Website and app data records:
■ ■ ■

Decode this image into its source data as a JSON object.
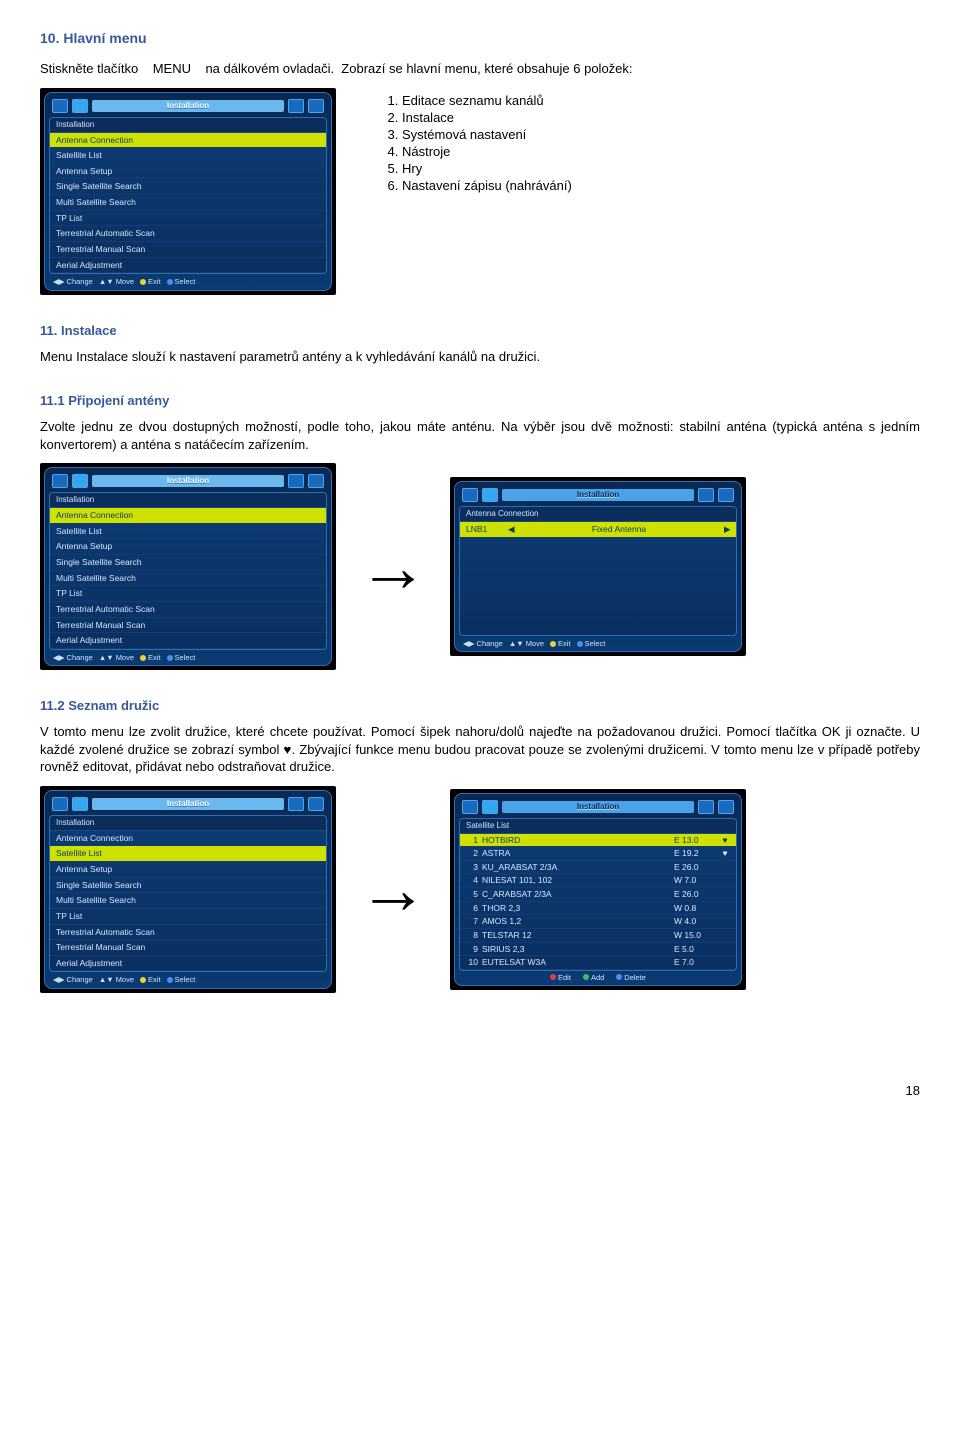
{
  "sections": {
    "s10": {
      "title": "10. Hlavní menu",
      "intro": "Stiskněte tlačítko    MENU    na dálkovém ovladači.  Zobrazí se hlavní menu, které obsahuje 6 položek:",
      "list": [
        "Editace seznamu kanálů",
        "Instalace",
        "Systémová nastavení",
        "Nástroje",
        "Hry",
        "Nastavení zápisu (nahrávání)"
      ]
    },
    "s11": {
      "title": "11. Instalace",
      "body": "Menu Instalace slouží k nastavení parametrů antény a k vyhledávání kanálů na družici."
    },
    "s11_1": {
      "title": "11.1 Připojení antény",
      "body": "Zvolte jednu ze dvou dostupných možností, podle toho, jakou máte anténu. Na výběr jsou dvě možnosti: stabilní anténa (typická anténa s jedním konvertorem) a anténa s natáčecím zařízením."
    },
    "s11_2": {
      "title": "11.2 Seznam družic",
      "body": "V tomto menu lze zvolit družice, které chcete používat. Pomocí šipek nahoru/dolů najeďte na požadovanou družici. Pomocí tlačítka OK ji označte. U každé zvolené družice se zobrazí symbol ♥. Zbývající funkce menu budou pracovat pouze se zvolenými družicemi. V tomto menu lze v případě potřeby rovněž editovat, přidávat nebo odstraňovat družice."
    }
  },
  "menu": {
    "top_title": "Installation",
    "header": "Installation",
    "items": [
      "Antenna Connection",
      "Satellite List",
      "Antenna Setup",
      "Single Satellite Search",
      "Multi Satellite Search",
      "TP List",
      "Terrestrial Automatic Scan",
      "Terrestrial Manual Scan",
      "Aerial Adjustment"
    ],
    "bottom": {
      "change": "Change",
      "move": "Move",
      "exit": "Exit",
      "select": "Select"
    },
    "bottom2": {
      "edit": "Edit",
      "add": "Add",
      "del": "Delete"
    }
  },
  "antenna_menu": {
    "header": "Antenna Connection",
    "lnb": "LNB1",
    "value": "Fixed Antenna"
  },
  "sat_menu": {
    "header": "Satellite List",
    "rows": [
      {
        "n": "1",
        "name": "HOTBIRD",
        "pos": "E 13.0",
        "mark": "♥"
      },
      {
        "n": "2",
        "name": "ASTRA",
        "pos": "E 19.2",
        "mark": "♥"
      },
      {
        "n": "3",
        "name": "KU_ARABSAT 2/3A",
        "pos": "E 26.0",
        "mark": ""
      },
      {
        "n": "4",
        "name": "NILESAT 101, 102",
        "pos": "W 7.0",
        "mark": ""
      },
      {
        "n": "5",
        "name": "C_ARABSAT 2/3A",
        "pos": "E 26.0",
        "mark": ""
      },
      {
        "n": "6",
        "name": "THOR 2,3",
        "pos": "W 0.8",
        "mark": ""
      },
      {
        "n": "7",
        "name": "AMOS 1,2",
        "pos": "W 4.0",
        "mark": ""
      },
      {
        "n": "8",
        "name": "TELSTAR 12",
        "pos": "W 15.0",
        "mark": ""
      },
      {
        "n": "9",
        "name": "SIRIUS 2,3",
        "pos": "E 5.0",
        "mark": ""
      },
      {
        "n": "10",
        "name": "EUTELSAT W3A",
        "pos": "E 7.0",
        "mark": ""
      }
    ]
  },
  "page_number": "18",
  "arrow_glyph": "→"
}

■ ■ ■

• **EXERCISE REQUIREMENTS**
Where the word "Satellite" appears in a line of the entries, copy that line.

• **FINISHED TASK**
      "Satellite List",
      "Single Satellite Search",
      "Multi Satellite Search",
    "header": "Satellite List",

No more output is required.